Console.WriteLine($"* Absolute loss: {metrics.L1:#.##}");
Console.WriteLine($"* Squared loss: {metrics.L2:#.##}");
Console.WriteLine($"* RMS loss: {metrics.Rms:#.##}");

As you can see we printed few metrics:

  • R2 Score
  • Absolute loss
  • Squared loss
  • Root Square Mean loss

Finally, in the output of our application, we can see how our models performed:

As you can see FastTreeTweedieRegressor had the best R2 score – 0.92 and smallest absolute loss – 40.3. We will consider this our best model and preview its predictions.


If you take a look back at the Main method you will notice that there is a call of the method VisualizeTenPredictionsForTheModel which we didn’t cover.
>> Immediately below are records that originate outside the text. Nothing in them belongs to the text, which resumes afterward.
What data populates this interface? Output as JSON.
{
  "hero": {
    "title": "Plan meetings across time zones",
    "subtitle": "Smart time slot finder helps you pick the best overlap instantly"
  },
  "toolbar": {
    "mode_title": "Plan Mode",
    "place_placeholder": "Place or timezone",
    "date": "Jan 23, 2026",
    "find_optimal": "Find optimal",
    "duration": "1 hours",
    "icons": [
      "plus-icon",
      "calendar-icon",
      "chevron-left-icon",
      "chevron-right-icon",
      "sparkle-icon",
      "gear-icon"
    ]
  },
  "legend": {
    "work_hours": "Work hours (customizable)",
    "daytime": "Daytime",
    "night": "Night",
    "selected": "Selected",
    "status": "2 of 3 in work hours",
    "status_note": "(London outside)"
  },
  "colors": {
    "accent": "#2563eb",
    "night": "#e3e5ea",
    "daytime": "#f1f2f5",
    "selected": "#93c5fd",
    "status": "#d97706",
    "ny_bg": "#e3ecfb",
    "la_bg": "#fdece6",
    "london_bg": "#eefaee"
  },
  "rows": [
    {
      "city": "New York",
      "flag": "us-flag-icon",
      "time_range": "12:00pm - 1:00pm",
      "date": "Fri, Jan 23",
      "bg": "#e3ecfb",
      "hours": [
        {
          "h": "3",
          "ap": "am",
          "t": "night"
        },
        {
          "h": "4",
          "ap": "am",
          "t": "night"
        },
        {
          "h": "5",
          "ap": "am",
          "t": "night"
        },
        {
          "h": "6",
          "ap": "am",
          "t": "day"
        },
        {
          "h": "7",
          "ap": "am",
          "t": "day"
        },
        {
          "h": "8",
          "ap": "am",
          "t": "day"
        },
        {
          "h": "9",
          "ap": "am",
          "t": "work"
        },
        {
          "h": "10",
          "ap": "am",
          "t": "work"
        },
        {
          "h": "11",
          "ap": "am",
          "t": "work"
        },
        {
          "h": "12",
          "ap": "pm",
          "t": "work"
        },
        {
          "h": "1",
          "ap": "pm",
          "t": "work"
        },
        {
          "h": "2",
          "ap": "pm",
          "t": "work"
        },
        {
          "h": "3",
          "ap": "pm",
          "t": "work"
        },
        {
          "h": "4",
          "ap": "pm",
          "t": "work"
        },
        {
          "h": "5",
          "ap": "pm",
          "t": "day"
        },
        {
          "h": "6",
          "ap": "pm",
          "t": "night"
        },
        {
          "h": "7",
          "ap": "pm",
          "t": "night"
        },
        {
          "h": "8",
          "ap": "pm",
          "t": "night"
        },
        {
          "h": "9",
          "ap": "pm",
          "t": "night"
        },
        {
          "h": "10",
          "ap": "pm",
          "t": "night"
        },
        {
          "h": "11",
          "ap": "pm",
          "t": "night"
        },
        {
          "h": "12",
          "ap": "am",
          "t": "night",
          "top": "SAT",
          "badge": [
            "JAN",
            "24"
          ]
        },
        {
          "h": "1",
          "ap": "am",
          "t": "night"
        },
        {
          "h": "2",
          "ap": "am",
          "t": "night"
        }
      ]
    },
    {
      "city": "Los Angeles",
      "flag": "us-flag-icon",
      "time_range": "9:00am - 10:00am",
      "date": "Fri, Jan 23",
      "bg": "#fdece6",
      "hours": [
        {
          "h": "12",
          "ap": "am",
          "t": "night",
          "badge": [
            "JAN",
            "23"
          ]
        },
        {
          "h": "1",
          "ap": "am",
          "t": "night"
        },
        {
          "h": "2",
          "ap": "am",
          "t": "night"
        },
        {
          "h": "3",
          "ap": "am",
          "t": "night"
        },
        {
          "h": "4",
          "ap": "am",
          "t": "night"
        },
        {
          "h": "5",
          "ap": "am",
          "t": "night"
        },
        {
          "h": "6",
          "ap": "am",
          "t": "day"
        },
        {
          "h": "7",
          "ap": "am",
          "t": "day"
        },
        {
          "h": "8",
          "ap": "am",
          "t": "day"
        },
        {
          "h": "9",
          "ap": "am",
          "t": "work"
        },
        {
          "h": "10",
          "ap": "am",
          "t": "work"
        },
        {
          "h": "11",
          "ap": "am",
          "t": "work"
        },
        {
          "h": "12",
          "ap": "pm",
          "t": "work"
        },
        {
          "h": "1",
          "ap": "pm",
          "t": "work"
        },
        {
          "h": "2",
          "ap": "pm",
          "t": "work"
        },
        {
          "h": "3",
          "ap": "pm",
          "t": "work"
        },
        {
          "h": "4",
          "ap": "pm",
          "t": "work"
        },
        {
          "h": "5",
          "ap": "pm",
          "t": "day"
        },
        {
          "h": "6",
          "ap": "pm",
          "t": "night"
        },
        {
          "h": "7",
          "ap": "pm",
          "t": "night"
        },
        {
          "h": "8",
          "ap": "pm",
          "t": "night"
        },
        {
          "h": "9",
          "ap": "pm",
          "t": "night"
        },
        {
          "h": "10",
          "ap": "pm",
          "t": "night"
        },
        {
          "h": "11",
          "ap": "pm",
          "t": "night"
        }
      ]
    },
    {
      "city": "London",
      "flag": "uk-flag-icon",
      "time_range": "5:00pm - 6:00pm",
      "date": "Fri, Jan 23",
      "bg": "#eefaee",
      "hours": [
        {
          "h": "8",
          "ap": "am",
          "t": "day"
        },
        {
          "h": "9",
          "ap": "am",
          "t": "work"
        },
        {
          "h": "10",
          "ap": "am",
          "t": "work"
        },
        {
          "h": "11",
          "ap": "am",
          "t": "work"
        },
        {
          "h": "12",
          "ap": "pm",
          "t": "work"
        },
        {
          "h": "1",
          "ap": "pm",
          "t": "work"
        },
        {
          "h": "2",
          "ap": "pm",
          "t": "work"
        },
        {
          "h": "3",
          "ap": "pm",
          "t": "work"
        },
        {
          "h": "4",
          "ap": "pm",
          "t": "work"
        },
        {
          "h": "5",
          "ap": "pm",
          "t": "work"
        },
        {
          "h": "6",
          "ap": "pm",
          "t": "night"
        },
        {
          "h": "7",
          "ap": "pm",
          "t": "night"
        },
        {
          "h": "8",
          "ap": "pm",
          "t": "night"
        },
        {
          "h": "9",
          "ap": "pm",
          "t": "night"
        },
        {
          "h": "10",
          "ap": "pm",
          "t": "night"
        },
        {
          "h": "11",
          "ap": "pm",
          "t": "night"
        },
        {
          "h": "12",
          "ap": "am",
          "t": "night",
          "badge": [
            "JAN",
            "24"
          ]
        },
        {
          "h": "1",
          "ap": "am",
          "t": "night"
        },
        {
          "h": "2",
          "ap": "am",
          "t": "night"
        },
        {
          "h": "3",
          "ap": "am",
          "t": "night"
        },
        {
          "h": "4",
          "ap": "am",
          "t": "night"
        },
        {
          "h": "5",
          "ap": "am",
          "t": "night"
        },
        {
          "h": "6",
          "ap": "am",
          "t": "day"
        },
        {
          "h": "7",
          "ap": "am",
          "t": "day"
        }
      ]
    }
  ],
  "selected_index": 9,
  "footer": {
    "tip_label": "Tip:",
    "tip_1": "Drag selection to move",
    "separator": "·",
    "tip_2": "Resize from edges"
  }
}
So, let’s see how this method is implemented and what is it doing:

private static void VisualizeTenPredictionsForTheModel(
PredictionModel<BikeSharingDemandSample, BikeSharingDemandPrediction> model,
string testDataLocation)
var testData = new BikeSharingDemandsCsvReader().GetDataFromCsv(testDataLocation).ToList();
for (int i = 0; i < 10; i++)
var prediction = model.Predict(testData[i]);
Console.WriteLine($"Predicted : {prediction.PredictedCount}");
Console.WriteLine($"Actual: {testData[i].Count}");

This method is using model, and test data location to print out ten predictions for the first ten samples in the dataset. For this purpose, it is using BikeSharingDemandsCsvReader class, or to be a more precise GetDataFromCsv method. This is how BikeSharingDemandsCsvReader class looks:

public class BikeSharingDemandsCsvReader
public IEnumerable<BikeSharingDemandSample> GetDataFromCsv(string dataLocation)
return File.ReadAllLines(dataLocation)
.Select(x => x.Split(','))
.Select(x => new BikeSharingDemandSample()
Season = float.Parse(x[2]),
Year = float.Parse(x[3]),
Month = float.Parse(x[4]),
Hour = float.Parse(x[5]),
Holiday = int.Parse(x[6]) != 0,
Weekday = float.Parse(x[7]),
Weather = float.Parse(x[8]),
Temperature = float.Parse(x[9]),
NormalizedTemperature = float.Parse(x[10]),
Humidity = float.Parse(x[11]),
Windspeed = float.Parse(x[12]),
Count = float.Parse(x[15])

Take a look at the output of this operation:


ML.NET is at its version 0.2 but it shows great features so far. The set of regression learners is quite big, and they cover a variety of algorithms. What we haven’t really tried here is using feature engineering classes and tools that ML.NET provides like CrossValidator class for example. In next few articles, we will investigate how to do that as well, but right now the accent was on solving real-world regression model in .NET environment. I am really satisfied with how it turned out. What do you think?

Read more posts from the author at Rubik’s Code.